(Records from a data source)
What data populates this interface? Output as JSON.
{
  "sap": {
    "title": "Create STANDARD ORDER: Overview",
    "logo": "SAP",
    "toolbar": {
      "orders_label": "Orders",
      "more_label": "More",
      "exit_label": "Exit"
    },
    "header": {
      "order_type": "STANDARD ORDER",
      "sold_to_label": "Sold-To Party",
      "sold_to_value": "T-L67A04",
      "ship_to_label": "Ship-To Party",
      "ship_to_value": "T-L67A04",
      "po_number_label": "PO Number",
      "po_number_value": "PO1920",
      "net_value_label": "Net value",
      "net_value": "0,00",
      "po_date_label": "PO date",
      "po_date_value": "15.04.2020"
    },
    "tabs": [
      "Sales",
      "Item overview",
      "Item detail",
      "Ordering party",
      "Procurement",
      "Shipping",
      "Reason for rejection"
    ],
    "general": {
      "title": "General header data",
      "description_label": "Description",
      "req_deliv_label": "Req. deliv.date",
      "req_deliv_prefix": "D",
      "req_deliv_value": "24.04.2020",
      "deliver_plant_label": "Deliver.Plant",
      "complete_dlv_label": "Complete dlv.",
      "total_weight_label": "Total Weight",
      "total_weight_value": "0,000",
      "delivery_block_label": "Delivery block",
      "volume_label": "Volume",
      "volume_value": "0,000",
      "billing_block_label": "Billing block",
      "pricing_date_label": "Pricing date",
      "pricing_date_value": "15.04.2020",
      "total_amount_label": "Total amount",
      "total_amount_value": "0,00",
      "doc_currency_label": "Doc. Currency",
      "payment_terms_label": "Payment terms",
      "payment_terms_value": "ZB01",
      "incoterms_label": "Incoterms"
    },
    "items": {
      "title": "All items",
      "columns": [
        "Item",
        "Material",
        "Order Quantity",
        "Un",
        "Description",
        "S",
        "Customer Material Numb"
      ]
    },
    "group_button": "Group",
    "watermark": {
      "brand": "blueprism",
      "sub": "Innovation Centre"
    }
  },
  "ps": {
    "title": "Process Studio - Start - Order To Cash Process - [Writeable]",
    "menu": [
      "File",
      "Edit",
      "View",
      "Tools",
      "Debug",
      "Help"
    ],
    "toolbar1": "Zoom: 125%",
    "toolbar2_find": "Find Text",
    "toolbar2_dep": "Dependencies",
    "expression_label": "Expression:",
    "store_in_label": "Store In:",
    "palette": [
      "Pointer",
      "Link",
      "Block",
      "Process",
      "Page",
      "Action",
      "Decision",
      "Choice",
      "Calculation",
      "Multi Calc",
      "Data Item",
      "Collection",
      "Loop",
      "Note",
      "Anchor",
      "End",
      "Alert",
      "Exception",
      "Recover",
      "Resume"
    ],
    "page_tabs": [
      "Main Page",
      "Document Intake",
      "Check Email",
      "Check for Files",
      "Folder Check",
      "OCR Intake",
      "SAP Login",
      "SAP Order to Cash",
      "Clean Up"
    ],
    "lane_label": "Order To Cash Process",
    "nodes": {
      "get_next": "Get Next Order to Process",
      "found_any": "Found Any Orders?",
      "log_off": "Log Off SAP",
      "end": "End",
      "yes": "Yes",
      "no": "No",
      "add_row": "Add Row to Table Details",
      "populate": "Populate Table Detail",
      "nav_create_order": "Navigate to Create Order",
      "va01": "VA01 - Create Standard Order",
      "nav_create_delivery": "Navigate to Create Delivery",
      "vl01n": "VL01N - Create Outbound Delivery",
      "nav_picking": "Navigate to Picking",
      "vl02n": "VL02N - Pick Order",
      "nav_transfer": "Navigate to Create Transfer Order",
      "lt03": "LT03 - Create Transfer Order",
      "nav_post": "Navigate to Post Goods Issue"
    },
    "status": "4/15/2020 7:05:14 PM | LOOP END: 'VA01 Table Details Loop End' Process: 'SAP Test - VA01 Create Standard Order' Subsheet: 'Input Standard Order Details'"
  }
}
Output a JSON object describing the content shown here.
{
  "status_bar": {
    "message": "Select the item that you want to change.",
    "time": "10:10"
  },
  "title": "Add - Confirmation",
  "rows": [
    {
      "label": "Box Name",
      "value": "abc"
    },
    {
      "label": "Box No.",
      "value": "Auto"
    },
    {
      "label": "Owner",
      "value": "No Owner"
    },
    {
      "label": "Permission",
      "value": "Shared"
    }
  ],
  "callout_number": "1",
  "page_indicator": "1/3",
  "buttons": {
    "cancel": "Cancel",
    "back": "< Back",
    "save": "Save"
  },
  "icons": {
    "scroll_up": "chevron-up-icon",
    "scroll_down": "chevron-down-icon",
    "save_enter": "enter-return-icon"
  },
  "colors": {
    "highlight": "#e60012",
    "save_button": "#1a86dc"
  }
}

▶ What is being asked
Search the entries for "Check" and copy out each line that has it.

▶ Task answer
      "Check Email",
      "Check for Files",
      "Folder Check",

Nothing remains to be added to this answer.